HISPANICS ID WITH DEMS. Hispanic voters tend to identify themselves as Democrats rather than Republicans by more than a 2-to-1 margin, says a new nonpartisan poll by the Pew Hispanic Center that indicates the Hispanic support for the Democrats is broad but shallow. The survey of 1,329 Hispanic voters between April 4 and June 11 found 49% consider themselves Democrats; 20% consider themselves Republicans; and 19% consider themselves independents. Hispanic voters generally are more conservative on social issues than many Democrats but favor government programs more than most Republican voters. When Hispanic voters were asked which party they have confidence in when it comes to dealing with the economy, they picked Democrats by a 2-1 margin.

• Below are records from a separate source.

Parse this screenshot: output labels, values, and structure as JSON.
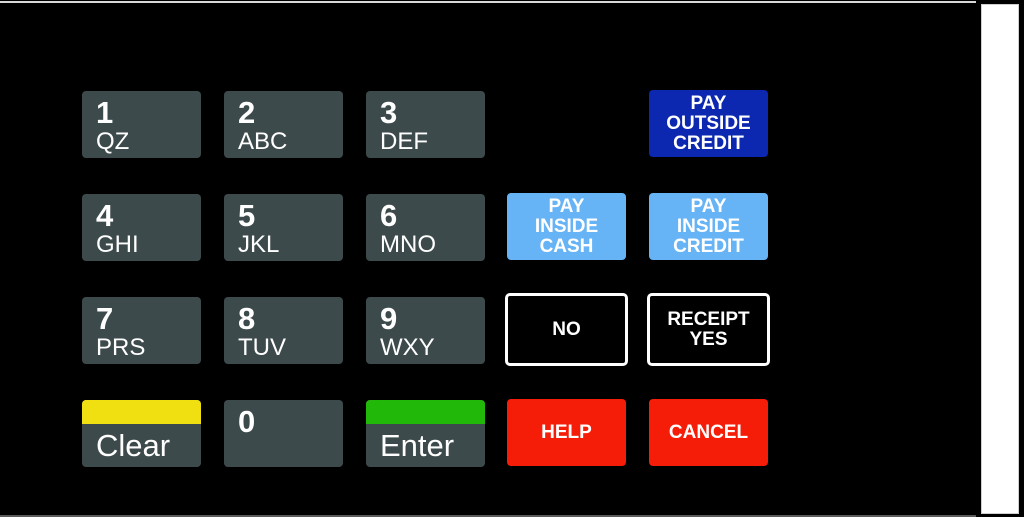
{
  "keypad": {
    "numeric_keys": [
      {
        "digit": "1",
        "letters": "QZ"
      },
      {
        "digit": "2",
        "letters": "ABC"
      },
      {
        "digit": "3",
        "letters": "DEF"
      },
      {
        "digit": "4",
        "letters": "GHI"
      },
      {
        "digit": "5",
        "letters": "JKL"
      },
      {
        "digit": "6",
        "letters": "MNO"
      },
      {
        "digit": "7",
        "letters": "PRS"
      },
      {
        "digit": "8",
        "letters": "TUV"
      },
      {
        "digit": "9",
        "letters": "WXY"
      },
      {
        "digit": "0",
        "letters": ""
      }
    ],
    "clear": {
      "label": "Clear",
      "stripe_color": "#f0e012"
    },
    "enter": {
      "label": "Enter",
      "stripe_color": "#22b80a"
    },
    "pay_outside_credit": {
      "label": "PAY\nOUTSIDE\nCREDIT",
      "color": "#0c28b0"
    },
    "pay_inside_cash": {
      "label": "PAY\nINSIDE\nCASH",
      "color": "#66b3f5"
    },
    "pay_inside_credit": {
      "label": "PAY\nINSIDE\nCREDIT",
      "color": "#66b3f5"
    },
    "no": {
      "label": "NO"
    },
    "receipt_yes": {
      "label": "RECEIPT\nYES"
    },
    "help": {
      "label": "HELP",
      "color": "#f51c08"
    },
    "cancel": {
      "label": "CANCEL",
      "color": "#f51c08"
    }
  },
  "colors": {
    "key_gray": "#3d4a4b",
    "background": "#000000"
  }
}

However, when they were given a choice between Bush and Democrats in Congress on handling the economy, they split evenly. See www.pewhispanic.org.
FOX HUNTING TRUMPS PEACE ACTIVISM. Hundreds of thousands of people took to the streets of London Sept. 28 to protest military action against Iraq, rallying in what the London Independent called "one of the biggest peace demonstrations seen in a generation" (9/29/02). Yet neither the Washington Post nor the New York Times saw fit to run a full article about the protests, instead burying passing mentions of the story in articles about other subjects, Fairness and Accuracy in Reporting noted. However, both US papers "of record" showed real interest in another recent London march of comparable size -- the protest against a proposed ban on fox-hunting. The Washington Post ran a 1,331-word story about the fox-hunting protest on the front page of its Style section (9/23/02), while the New York Times ran a short Reuters piece on page A4 (9/23/02), which it followed up with an op-ed exploring the class politics of the hunt (9/24/02). A Times story on Prince Charles' involvement in politics (9/26/02) also made reference to the pro-fox-hunting protest. See www.fair.org.ß
POVERTY AND BANKRUPTCY RISING. The safety nets for workers are deteriorating, leading to sharp hikes in poverty and personal bankruptcy, according to a new AFL-CIO report, Silence and Inaction in the Face of Ongoing Crisis Threaten Economic Recovery and Family Economic Security. The report calls on Congress to extend emergency unemployment benefits; enact health care cost reforms including a Medicare prescription drug benefit; create meaningful 401(k) reform; abandon proposals to privatize Social Security; provide financial relief to state governments; and raise the minimum wage. "The economic stimulus plan of last year has failed to create new jobs or provide adequate relief to workers who cannot find jobs," said AFL-CIO President John Sweeney. For more information, visit www.aflcio.org/publ/press2002/pr0930.htm .